_Source material_
= = =

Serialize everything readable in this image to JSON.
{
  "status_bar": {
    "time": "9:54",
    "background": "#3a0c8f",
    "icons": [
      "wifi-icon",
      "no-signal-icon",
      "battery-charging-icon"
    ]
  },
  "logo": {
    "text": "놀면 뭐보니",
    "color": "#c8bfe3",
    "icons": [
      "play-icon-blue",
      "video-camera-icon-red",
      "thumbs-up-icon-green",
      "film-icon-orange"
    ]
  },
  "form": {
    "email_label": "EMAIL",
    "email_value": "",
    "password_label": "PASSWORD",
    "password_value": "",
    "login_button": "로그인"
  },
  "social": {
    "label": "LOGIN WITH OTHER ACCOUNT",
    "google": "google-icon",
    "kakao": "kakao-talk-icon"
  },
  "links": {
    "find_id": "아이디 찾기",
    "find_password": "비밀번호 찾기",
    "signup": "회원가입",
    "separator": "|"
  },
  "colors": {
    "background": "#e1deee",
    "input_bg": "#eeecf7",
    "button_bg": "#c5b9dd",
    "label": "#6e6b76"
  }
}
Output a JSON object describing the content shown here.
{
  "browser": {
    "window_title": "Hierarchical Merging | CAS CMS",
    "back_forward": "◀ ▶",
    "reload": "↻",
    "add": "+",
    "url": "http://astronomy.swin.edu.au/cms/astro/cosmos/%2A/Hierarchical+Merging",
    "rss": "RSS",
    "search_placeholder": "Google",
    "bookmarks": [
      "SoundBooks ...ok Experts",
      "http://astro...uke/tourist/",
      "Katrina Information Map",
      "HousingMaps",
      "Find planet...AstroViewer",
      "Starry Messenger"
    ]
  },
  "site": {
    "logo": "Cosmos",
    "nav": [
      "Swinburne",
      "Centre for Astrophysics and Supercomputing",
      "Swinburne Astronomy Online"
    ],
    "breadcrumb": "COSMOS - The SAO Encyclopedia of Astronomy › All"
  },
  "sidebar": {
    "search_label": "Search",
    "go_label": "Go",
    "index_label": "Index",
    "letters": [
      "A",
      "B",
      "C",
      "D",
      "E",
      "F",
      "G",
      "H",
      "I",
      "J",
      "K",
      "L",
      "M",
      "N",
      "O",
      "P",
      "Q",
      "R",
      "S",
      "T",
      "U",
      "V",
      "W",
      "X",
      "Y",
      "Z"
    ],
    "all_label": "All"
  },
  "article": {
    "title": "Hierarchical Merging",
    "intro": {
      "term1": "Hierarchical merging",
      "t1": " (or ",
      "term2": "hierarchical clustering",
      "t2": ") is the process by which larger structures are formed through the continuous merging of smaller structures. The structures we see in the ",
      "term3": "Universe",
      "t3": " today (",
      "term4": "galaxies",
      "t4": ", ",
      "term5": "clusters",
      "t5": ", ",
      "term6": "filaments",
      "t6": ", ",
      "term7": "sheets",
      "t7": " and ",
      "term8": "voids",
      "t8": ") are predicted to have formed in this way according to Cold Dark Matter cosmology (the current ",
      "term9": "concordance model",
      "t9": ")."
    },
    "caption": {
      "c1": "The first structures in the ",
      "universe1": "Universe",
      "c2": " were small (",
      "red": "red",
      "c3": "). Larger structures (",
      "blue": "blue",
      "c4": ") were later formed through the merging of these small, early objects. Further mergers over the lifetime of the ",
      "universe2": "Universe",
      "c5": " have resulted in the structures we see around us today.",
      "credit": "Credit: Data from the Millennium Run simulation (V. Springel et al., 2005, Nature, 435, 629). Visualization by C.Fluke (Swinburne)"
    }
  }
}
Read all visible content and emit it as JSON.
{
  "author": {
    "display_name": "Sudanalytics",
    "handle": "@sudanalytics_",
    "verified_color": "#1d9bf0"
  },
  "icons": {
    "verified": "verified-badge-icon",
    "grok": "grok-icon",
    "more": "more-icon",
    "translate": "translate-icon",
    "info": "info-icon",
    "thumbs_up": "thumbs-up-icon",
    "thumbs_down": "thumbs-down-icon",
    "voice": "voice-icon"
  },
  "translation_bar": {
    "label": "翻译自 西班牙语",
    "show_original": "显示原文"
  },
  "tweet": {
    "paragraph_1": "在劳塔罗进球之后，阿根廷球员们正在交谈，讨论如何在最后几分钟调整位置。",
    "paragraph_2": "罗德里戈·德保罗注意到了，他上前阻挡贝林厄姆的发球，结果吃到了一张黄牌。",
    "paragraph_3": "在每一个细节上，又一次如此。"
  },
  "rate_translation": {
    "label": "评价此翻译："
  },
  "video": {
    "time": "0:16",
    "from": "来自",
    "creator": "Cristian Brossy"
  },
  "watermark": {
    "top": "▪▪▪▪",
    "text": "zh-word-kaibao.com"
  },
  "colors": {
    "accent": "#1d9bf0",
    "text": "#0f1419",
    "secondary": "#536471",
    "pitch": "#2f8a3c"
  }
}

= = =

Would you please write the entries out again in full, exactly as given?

Serialize everything readable in this image to JSON.
{
  "status_bar": {
    "time": "9:54",
    "background": "#3a0c8f",
    "icons": [
      "wifi-icon",
      "no-signal-icon",
      "battery-charging-icon"
    ]
  },
  "logo": {
    "text": "놀면 뭐보니",
    "color": "#c8bfe3",
    "icons": [
      "play-icon-blue",
      "video-camera-icon-red",
      "thumbs-up-icon-green",
      "film-icon-orange"
    ]
  },
  "form": {
    "email_label": "EMAIL",
    "email_value": "",
    "password_label": "PASSWORD",
    "password_value": "",
    "login_button": "로그인"
  },
  "social": {
    "label": "LOGIN WITH OTHER ACCOUNT",
    "google": "google-icon",
    "kakao": "kakao-talk-icon"
  },
  "links": {
    "find_id": "아이디 찾기",
    "find_password": "비밀번호 찾기",
    "signup": "회원가입",
    "separator": "|"
  },
  "colors": {
    "background": "#e1deee",
    "input_bg": "#eeecf7",
    "button_bg": "#c5b9dd",
    "label": "#6e6b76"
  }
}
Output a JSON object describing the content shown here.
{
  "browser": {
    "window_title": "Hierarchical Merging | CAS CMS",
    "back_forward": "◀ ▶",
    "reload": "↻",
    "add": "+",
    "url": "http://astronomy.swin.edu.au/cms/astro/cosmos/%2A/Hierarchical+Merging",
    "rss": "RSS",
    "search_placeholder": "Google",
    "bookmarks": [
      "SoundBooks ...ok Experts",
      "http://astro...uke/tourist/",
      "Katrina Information Map",
      "HousingMaps",
      "Find planet...AstroViewer",
      "Starry Messenger"
    ]
  },
  "site": {
    "logo": "Cosmos",
    "nav": [
      "Swinburne",
      "Centre for Astrophysics and Supercomputing",
      "Swinburne Astronomy Online"
    ],
    "breadcrumb": "COSMOS - The SAO Encyclopedia of Astronomy › All"
  },
  "sidebar": {
    "search_label": "Search",
    "go_label": "Go",
    "index_label": "Index",
    "letters": [
      "A",
      "B",
      "C",
      "D",
      "E",
      "F",
      "G",
      "H",
      "I",
      "J",
      "K",
      "L",
      "M",
      "N",
      "O",
      "P",
      "Q",
      "R",
      "S",
      "T",
      "U",
      "V",
      "W",
      "X",
      "Y",
      "Z"
    ],
    "all_label": "All"
  },
  "article": {
    "title": "Hierarchical Merging",
    "intro": {
      "term1": "Hierarchical merging",
      "t1": " (or ",
      "term2": "hierarchical clustering",
      "t2": ") is the process by which larger structures are formed through the continuous merging of smaller structures. The structures we see in the ",
      "term3": "Universe",
      "t3": " today (",
      "term4": "galaxies",
      "t4": ", ",
      "term5": "clusters",
      "t5": ", ",
      "term6": "filaments",
      "t6": ", ",
      "term7": "sheets",
      "t7": " and ",
      "term8": "voids",
      "t8": ") are predicted to have formed in this way according to Cold Dark Matter cosmology (the current ",
      "term9": "concordance model",
      "t9": ")."
    },
    "caption": {
      "c1": "The first structures in the ",
      "universe1": "Universe",
      "c2": " were small (",
      "red": "red",
      "c3": "). Larger structures (",
      "blue": "blue",
      "c4": ") were later formed through the merging of these small, early objects. Further mergers over the lifetime of the ",
      "universe2": "Universe",
      "c5": " have resulted in the structures we see around us today.",
      "credit": "Credit: Data from the Millennium Run simulation (V. Springel et al., 2005, Nature, 435, 629). Visualization by C.Fluke (Swinburne)"
    }
  }
}
Read all visible content and emit it as JSON.
{
  "author": {
    "display_name": "Sudanalytics",
    "handle": "@sudanalytics_",
    "verified_color": "#1d9bf0"
  },
  "icons": {
    "verified": "verified-badge-icon",
    "grok": "grok-icon",
    "more": "more-icon",
    "translate": "translate-icon",
    "info": "info-icon",
    "thumbs_up": "thumbs-up-icon",
    "thumbs_down": "thumbs-down-icon",
    "voice": "voice-icon"
  },
  "translation_bar": {
    "label": "翻译自 西班牙语",
    "show_original": "显示原文"
  },
  "tweet": {
    "paragraph_1": "在劳塔罗进球之后，阿根廷球员们正在交谈，讨论如何在最后几分钟调整位置。",
    "paragraph_2": "罗德里戈·德保罗注意到了，他上前阻挡贝林厄姆的发球，结果吃到了一张黄牌。",
    "paragraph_3": "在每一个细节上，又一次如此。"
  },
  "rate_translation": {
    "label": "评价此翻译："
  },
  "video": {
    "time": "0:16",
    "from": "来自",
    "creator": "Cristian Brossy"
  },
  "watermark": {
    "top": "▪▪▪▪",
    "text": "zh-word-kaibao.com"
  },
  "colors": {
    "accent": "#1d9bf0",
    "text": "#0f1419",
    "secondary": "#536471",
    "pitch": "#2f8a3c"
  }
}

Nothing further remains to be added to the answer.